Revelation #6: Never underestimate the magic of nightlife.

Giant Step’s Resident 30: Detroit, Home Sweet Home, Sarah Palin, Maxwell

Photo of Jazmine Sullivan at STEVEN (c) Donna Ward

By Mawuse Ziegbe

When I’m not camping out in craptastic bars in the LES or at a concert furiously scratching notes like a geekazoid, I daydream about the most fantastical situations. Maybe one day I’m making Smores with Amy Winehouse. Maybe I’m taking a magic carpet ride with Diddy. Maybe I’m shaving Common’s head. Or maybe, just maybe, I’m in the Midwest having the bestest time in a truly underrated city. Last week, I went to Detroit on business which is like Narnia for cheap beer-swilling, early ’90s dance addicts like myself. God bless the Motor City Casino Hotel where the driveway is lit up with a maze of rainbow lights like so many glittering Quaaludes. Ce Ce Peniston and Crystal Waters jams are pumped throughout the lobby and the rooms look like the set of a J. Lo video. I partied with some friends at an “apartment” (which, after living in “cozy” NYC apartments, looked like an airport hangar) that held a boutique, a DJ booth and a mess of bedrooms. People were cheery, the music was good and when it wasn’t good, it didn’t matter because alcohol in the Midwest basically costs a hug and a kiss.

But New York is the only place you will find buxom soul singers sweatin’ out a shoe store full of beautiful people. Our precious Giant Step orchestrated another throwdown at Steve Madden’s LES outpost which was swarmed by rapturous Jazmine Sullivan acolytes who knocked over precarious stiletto displays. It was a short 3-song set which she ended with her balmy reggae single, “Need U Bad.” Music heads who have been waiting for her time in the sun and newly enchanted well-wishers were all pouting for more. But children, she is going on tour which, by the by, is fronted by MAXWELL!! I mean, THE Maxwell – in all his singing-naked-in-the-bathtub, Afro-and-sideburns-before-it-was-cool, making-songs-for-sex-scenes-of-every-Sanaa Lathan-movie-since -1995 glory, – is actually coming to your city! You can pay to watch him gyrate for a few hours and maybe touch his head or something if you camp outside the tour bus. With Maxwell, John Legend and Raphael Saadiq on the road, 2008 is officially the year of the intellectual groupie.

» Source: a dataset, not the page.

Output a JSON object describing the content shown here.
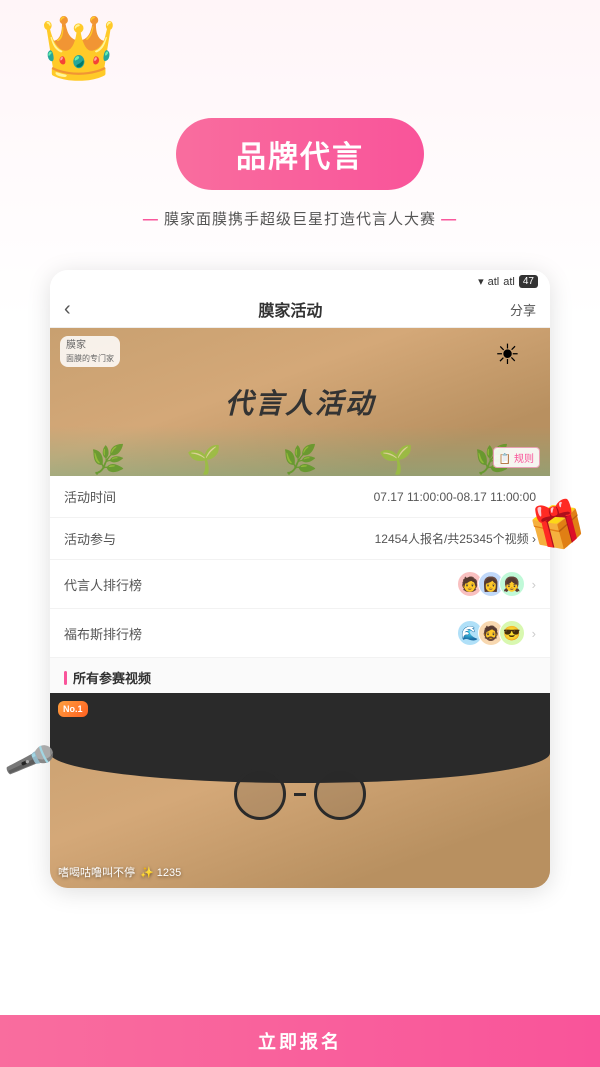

2008 is also the two-year anniversary of one my favorite bars, Home Sweet Home. It’s basically an unmarked, unfinished basement packed with taxidermy and a broken disco ball. But its appeal is the reckless, sensual and, if I may, crackity sensibility that makes downtown NYC so legendary. I’ve had nights where one minute I’m teaching some hipsters the Soulja Boy and the next I’m vomiting onto a stuffed weasel. So, of course the anniversary party had to reflect that psycho glamour with complimentary Patrón and a giant moose ice sculpture which doubled as a shot luge. Resident performers Sweatshop Labor and Young Lords held court and even smiley trip-hop vocalist Sia came out for a drink and a dance. And yes, I got a little reckless, sensual and crackity.

However, more than taxidermy and making up adjectives, the hottest thing in the streets right now is the election debates. When they plucked that Sarah Palin woman from Baby Siberia, I thought she must have been a brainy, ambitious, innovative politician who could really shake up the stodgy and grim Republican ticket. Instead, we have this aging beauty queen with prom hair and a foreign policy perspective that’s seemingly informed by Rainbow Brite. I wish I could skip through the most important test of my life winking and giving shout-outs to 8 year-olds. Maybe, just maybe…if I keep dreaming.